The "freedom-loving," "small-government" Right's insistence that George W. Bush can amend or ignore American law at will is becoming increasingly shrill and defiant, and increasingly bizarre. William Kristol, for instance, concocts an outlandish terra-related scenario in which Bush's illegal actions would supposedly be justified:
A U.S. president has just received word that American counterterrorist operatives have captured a senior al Qaeda operative in Pakistan. Among his possessions are a couple of cell phones -- phones that contain several American phone numbers. In the wake of Sept. 11, 2001, what's a president to do?As ever, Kristol is too cute for words. 9/11 changed everything; in its wake, the president may flout our laws at his discretion. But we're not to assume that any post-9/11 alarmism has percolated down to the FISC, despite the fact that in 2004, the FISC approved - as per usual - every single application that came its way. Instead, we're invited to believe that Bush might not be able to get a legal wiretap of phone numbers found in the possession of "a senior al Qaeda operative." As evidence for this absurd proposition, Kristol invokes the case of Zacarias Moussaoui, "the French Moroccan who came to the FBI's attention before Sept. 11."
If the president were taking the advice offered by some politicians and pundits in recent days, he would order the attorney general to go to the Foreign Intelligence Surveillance Court. The attorney general would ask that panel of federal judges for a warrant under the Foreign Intelligence Surveillance Act (FISA) to begin eavesdropping on those telephone numbers, to determine whether any individual associated with those numbers was involved in terrorist activities.
But the attorney general might have to tell the president he might well not be able to get that warrant.
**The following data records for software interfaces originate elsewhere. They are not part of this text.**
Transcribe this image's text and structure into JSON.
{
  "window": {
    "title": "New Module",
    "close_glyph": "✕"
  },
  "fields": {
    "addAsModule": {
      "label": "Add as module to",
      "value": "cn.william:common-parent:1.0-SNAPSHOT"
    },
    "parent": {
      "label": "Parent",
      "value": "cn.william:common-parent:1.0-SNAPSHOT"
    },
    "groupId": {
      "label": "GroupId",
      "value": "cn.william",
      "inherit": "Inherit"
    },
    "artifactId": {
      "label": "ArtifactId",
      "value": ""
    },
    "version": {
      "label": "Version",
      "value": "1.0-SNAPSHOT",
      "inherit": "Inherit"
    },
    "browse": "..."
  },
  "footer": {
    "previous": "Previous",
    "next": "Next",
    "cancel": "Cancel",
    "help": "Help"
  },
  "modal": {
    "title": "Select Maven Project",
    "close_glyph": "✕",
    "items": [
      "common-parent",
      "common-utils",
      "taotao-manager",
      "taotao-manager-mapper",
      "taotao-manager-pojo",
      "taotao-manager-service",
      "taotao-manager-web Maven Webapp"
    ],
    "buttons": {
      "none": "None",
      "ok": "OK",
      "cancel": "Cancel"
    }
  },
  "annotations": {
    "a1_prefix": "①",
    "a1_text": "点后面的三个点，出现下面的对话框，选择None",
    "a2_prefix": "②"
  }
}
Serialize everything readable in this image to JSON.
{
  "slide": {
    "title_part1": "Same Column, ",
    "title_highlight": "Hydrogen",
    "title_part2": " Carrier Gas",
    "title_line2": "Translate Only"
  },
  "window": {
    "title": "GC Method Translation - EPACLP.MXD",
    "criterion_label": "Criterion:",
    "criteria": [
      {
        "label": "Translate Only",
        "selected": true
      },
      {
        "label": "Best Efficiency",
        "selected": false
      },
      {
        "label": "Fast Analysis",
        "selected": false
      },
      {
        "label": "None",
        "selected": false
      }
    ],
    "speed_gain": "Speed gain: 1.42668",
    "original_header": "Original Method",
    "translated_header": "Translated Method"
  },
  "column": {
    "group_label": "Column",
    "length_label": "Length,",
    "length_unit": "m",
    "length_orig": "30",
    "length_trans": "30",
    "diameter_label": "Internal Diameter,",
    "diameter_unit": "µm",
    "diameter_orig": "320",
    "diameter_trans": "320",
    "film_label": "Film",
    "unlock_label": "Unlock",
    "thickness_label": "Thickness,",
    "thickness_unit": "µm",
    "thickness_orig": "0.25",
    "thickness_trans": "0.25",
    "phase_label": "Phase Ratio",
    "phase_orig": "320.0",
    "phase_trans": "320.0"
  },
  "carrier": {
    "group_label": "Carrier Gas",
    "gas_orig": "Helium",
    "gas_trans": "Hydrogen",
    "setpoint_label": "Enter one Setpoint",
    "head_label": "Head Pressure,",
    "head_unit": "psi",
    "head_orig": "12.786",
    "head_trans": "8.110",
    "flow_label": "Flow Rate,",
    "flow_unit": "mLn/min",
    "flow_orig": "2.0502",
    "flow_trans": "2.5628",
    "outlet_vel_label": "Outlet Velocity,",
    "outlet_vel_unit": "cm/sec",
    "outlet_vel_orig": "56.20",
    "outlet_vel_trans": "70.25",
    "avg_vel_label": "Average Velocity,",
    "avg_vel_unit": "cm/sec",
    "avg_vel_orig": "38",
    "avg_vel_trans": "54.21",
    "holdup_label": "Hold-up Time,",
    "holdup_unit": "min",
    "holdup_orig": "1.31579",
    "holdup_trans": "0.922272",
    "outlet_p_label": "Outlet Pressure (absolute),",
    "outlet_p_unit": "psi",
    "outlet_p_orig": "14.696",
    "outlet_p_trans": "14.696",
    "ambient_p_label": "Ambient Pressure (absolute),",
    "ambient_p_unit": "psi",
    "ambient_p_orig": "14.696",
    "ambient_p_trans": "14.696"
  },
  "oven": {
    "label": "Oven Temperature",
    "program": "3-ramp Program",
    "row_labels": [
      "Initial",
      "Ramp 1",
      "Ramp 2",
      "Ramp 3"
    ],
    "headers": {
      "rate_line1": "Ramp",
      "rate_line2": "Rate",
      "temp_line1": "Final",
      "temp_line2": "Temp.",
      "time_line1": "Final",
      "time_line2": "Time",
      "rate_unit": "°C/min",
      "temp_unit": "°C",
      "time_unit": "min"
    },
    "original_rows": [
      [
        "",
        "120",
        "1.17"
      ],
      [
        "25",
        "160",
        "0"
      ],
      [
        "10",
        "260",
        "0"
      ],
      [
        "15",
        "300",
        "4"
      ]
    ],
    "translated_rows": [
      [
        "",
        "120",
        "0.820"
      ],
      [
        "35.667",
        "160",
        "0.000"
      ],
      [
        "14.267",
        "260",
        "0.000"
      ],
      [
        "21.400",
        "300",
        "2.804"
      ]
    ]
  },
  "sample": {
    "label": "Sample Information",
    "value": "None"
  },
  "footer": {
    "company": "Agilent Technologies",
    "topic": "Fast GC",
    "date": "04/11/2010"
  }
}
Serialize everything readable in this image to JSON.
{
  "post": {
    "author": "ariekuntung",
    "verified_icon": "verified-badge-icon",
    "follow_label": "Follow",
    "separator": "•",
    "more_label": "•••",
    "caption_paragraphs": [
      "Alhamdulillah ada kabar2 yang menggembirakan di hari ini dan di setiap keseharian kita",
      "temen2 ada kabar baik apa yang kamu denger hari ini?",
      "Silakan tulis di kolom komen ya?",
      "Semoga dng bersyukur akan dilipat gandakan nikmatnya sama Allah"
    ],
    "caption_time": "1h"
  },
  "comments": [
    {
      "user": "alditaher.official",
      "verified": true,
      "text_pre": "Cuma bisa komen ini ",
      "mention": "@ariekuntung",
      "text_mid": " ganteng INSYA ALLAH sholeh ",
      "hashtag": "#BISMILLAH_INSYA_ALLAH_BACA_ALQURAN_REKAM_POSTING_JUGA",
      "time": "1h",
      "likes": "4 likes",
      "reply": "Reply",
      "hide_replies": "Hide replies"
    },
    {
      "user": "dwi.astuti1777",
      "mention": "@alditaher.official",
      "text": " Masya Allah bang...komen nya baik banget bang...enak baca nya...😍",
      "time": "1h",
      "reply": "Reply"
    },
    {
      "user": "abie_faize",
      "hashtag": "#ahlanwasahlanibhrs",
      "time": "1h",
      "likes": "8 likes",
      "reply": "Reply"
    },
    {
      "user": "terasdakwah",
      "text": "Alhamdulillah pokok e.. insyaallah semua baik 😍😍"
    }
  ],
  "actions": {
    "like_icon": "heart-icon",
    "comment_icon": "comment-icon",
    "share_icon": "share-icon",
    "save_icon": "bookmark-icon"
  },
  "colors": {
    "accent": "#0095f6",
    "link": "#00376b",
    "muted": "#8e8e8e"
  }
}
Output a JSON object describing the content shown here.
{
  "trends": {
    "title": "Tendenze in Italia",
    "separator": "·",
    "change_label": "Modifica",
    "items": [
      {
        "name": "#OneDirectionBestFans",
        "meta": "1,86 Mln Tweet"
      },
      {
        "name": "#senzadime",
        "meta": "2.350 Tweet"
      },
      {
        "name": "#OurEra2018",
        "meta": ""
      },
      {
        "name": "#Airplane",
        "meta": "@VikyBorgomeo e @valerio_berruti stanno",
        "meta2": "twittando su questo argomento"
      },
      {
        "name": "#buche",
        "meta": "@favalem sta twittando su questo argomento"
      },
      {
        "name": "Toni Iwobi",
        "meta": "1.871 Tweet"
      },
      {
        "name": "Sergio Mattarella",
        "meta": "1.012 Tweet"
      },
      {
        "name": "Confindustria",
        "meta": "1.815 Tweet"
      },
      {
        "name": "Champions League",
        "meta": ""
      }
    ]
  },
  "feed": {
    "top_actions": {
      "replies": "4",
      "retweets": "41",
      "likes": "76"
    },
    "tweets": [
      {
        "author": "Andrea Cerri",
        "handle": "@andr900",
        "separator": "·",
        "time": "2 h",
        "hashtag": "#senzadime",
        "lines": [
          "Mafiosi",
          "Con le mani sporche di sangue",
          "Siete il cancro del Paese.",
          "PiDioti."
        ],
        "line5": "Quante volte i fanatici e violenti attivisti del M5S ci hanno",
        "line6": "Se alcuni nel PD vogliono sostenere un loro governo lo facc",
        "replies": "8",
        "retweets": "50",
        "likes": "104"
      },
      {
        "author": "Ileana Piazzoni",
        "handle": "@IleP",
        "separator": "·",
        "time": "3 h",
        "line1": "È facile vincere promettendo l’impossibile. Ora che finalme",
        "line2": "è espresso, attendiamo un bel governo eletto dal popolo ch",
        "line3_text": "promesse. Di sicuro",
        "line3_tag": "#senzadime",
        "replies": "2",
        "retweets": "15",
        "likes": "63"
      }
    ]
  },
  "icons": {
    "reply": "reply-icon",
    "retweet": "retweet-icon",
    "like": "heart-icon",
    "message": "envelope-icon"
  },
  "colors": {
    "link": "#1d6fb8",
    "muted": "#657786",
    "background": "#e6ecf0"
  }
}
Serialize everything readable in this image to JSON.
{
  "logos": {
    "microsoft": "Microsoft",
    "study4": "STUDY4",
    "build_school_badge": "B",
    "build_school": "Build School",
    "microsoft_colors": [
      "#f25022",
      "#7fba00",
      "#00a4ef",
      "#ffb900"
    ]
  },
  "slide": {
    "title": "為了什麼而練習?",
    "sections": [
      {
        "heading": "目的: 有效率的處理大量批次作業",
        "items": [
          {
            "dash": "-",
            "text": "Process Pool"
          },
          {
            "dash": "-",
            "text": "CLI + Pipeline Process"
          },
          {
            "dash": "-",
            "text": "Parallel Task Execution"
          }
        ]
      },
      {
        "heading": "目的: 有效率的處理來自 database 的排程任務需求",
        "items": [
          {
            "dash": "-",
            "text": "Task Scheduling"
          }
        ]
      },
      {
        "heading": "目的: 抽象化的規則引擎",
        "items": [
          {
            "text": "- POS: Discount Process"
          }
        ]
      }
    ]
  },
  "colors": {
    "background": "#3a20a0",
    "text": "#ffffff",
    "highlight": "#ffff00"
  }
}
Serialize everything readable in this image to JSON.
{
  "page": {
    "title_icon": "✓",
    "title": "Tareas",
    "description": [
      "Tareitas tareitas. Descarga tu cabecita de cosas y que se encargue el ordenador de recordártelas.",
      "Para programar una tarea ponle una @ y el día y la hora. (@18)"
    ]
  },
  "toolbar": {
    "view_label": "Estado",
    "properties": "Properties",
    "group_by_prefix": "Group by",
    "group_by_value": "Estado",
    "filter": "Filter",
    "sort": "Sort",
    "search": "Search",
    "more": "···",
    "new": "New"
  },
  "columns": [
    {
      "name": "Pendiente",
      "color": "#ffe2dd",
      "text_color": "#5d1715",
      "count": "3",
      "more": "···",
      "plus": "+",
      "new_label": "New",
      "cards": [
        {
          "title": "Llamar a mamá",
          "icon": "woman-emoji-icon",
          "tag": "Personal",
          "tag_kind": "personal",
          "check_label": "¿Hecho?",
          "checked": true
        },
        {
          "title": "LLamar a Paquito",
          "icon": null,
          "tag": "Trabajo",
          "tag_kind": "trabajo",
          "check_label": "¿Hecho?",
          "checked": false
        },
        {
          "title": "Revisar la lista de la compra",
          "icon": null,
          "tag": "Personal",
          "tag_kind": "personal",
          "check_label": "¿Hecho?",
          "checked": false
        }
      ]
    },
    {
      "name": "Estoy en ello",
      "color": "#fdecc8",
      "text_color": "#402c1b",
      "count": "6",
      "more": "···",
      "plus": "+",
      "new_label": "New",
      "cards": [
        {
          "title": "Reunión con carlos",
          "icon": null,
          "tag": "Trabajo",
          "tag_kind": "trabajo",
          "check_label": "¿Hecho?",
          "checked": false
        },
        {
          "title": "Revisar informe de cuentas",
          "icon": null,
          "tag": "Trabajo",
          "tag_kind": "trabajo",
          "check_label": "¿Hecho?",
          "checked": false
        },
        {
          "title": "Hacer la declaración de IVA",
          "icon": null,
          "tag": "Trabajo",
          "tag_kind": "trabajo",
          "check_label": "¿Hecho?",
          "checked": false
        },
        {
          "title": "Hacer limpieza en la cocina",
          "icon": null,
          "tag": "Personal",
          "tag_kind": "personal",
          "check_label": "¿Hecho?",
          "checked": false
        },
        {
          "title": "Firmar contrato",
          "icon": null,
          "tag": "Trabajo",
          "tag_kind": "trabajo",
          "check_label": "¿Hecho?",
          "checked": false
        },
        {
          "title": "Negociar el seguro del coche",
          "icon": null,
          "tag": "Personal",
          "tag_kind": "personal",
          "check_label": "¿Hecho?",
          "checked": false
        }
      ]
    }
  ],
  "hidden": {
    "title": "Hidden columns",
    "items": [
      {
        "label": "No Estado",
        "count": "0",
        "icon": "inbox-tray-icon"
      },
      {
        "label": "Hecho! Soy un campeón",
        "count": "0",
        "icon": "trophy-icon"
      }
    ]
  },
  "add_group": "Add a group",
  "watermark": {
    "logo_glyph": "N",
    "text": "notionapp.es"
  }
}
FISA requires the attorney general to convince the panel that there is "probable cause to believe" that the target of the surveillance is an agent of a foreign power or a terrorist.
In making this illogical claim, Kristol conscientiously ignores the fact that the mishandling of the Moussaoui case had to do primarily with mistakes - to take the most optimistic view - at the FBI and DoJ, not at the always-obliging FISC. According to the Interim Report on FBI Oversight in the 107th Congress by the Senate Judiciary Committee:
Our review suggests that the same fundamental problems within the FBI that have plagued the agency in other contexts also prevented both the FBI and DOJ from aggressively pursuing FISA applications in the period before the 9/11 attacks. Such problems caused the submission of key FISA applications to the FISA Court to have been significantly delayed or not made.This bipartisan report also addresses the question of domestic surveillance:
We are also conscious of the extraordinary power FISA confers on the Executive branch. FISA contains safeguards, including judicial review by the FISA Court and certain limited reporting requirements to congressional intelligence committees, to ensure that this power is not abused. Such safeguards are no substitute, however, for the watchful eye of the public and the Judiciary Committees, which have broader oversight responsibilities for DOJ and the FBI.In an earlier post, I discussed the relevance of the German jurist Carl Schmitt's theories on the "state of exception" to the Right's current view of executive power:
In a "state of exception" - which might be caused by a terrorist attack, a pandemic, political unrest, or any number of other things - the sovereign must go beyond the legal system in order to preserve (one hopes) the preconstitutional spirit of the law; this dictatorial figure assesses the law from a point outside its boundaries, and modifies or annuls it as necessary....Schmitt argues that the possibility - or rather, inevitability - of the state of exception can best be addressed by a quasi-divine sovereign with broad extralegal powers, which must be available whenever the sovereign deems them necessary: "the law cannot protect itself."Kristol makes an argument uncomfortably similar to Schmitt's:
[T]he Founders intended the executive to have -- believed the executive needed to have -- some powers in the national security area that were extralegal but constitutional."Some powers" is conveniently vague, of course. To invoke the Founders in defense of George W. Bush's specific, unnecessary extralegal maneuverings requires considerable insolence, and a remarkable amount of contempt for the public. James Madison said, “The means of defense against foreign danger historically have become the instruments of tyranny at home." And Thomas Jefferson said, "It is more dangerous that even a guilty person should be punished without the forms of law than that he should escape." There's no intelligent reason to assume that these men, or any other Founders, would've applauded BushCo's assault on their own system of checks and balances. More likely, they would've recognized Bush as a larval despot (at best), and Kristol as his shameless, cynical courtier.
Meanwhile, Adventus informs me that Dana Rohrabacher (R-Taliban) has been elucidating his own idiosyncratic take on constitutional law:
I'll tell you something, if a nuclear weapon goes off in Washington, DC, or New York or Los Angeles, it'll burn the Constitution as it does.